[Start of section]

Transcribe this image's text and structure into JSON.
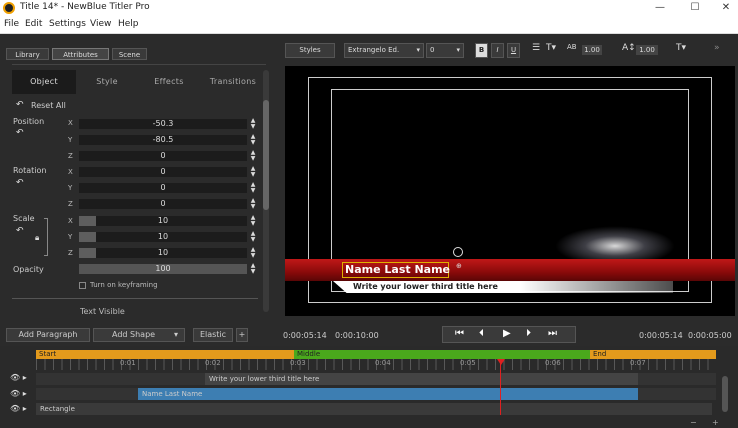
{
  "window": {
    "title": "Title 14* - NewBlue Titler Pro",
    "minimize": "—",
    "maximize": "☐",
    "close": "✕"
  },
  "menu": [
    "File",
    "Edit",
    "Settings",
    "View",
    "Help"
  ],
  "left_tabs": [
    "Library",
    "Attributes",
    "Scene"
  ],
  "sub_tabs": [
    "Object",
    "Style",
    "Effects",
    "Transitions"
  ],
  "reset_all": "Reset All",
  "position": {
    "label": "Position",
    "x": "-50.3",
    "y": "-80.5",
    "z": "0"
  },
  "rotation": {
    "label": "Rotation",
    "x": "0",
    "y": "0",
    "z": "0"
  },
  "scale": {
    "label": "Scale",
    "x": "10",
    "y": "10",
    "z": "10"
  },
  "opacity": {
    "label": "Opacity",
    "value": "100"
  },
  "axes": {
    "x": "X",
    "y": "Y",
    "z": "Z"
  },
  "keyframing": "Turn on keyframing",
  "text_visible_partial": "Text Visible",
  "toolbar": {
    "styles": "Styles",
    "font": "Extrangelo Ed.",
    "size": "0",
    "bold": "B",
    "italic": "I",
    "underline": "U",
    "spacing1": "1.00",
    "spacing2": "1.00"
  },
  "preview": {
    "headline": "Name Last Name",
    "subline": "Write your lower third title here"
  },
  "bottom_controls": {
    "add_paragraph": "Add Paragraph",
    "add_shape": "Add Shape",
    "elastic": "Elastic",
    "plus": "+",
    "time_current": "0:00:05:14",
    "time_total": "0:00:10:00",
    "time_right1": "0:00:05:14",
    "time_right2": "0:00:05:00"
  },
  "timeline": {
    "markers": {
      "start": "Start",
      "middle": "Middle",
      "end": "End"
    },
    "ruler": [
      "0:01",
      "0:02",
      "0:03",
      "0:04",
      "0:05",
      "0:06",
      "0:07"
    ],
    "tracks": [
      "Write your lower third title here",
      "Name Last Name",
      "Rectangle"
    ]
  },
  "colors": {
    "start_marker": "#e39a1c",
    "middle_marker": "#4aa81c",
    "end_marker": "#e39a1c",
    "red_bar": "#a01212",
    "track_blue": "#3d7eb2",
    "playhead": "#e02020"
  }
}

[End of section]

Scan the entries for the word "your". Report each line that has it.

- [Exercise response]:
    "subline": "Write your lower third title here"
      "Write your lower third title here",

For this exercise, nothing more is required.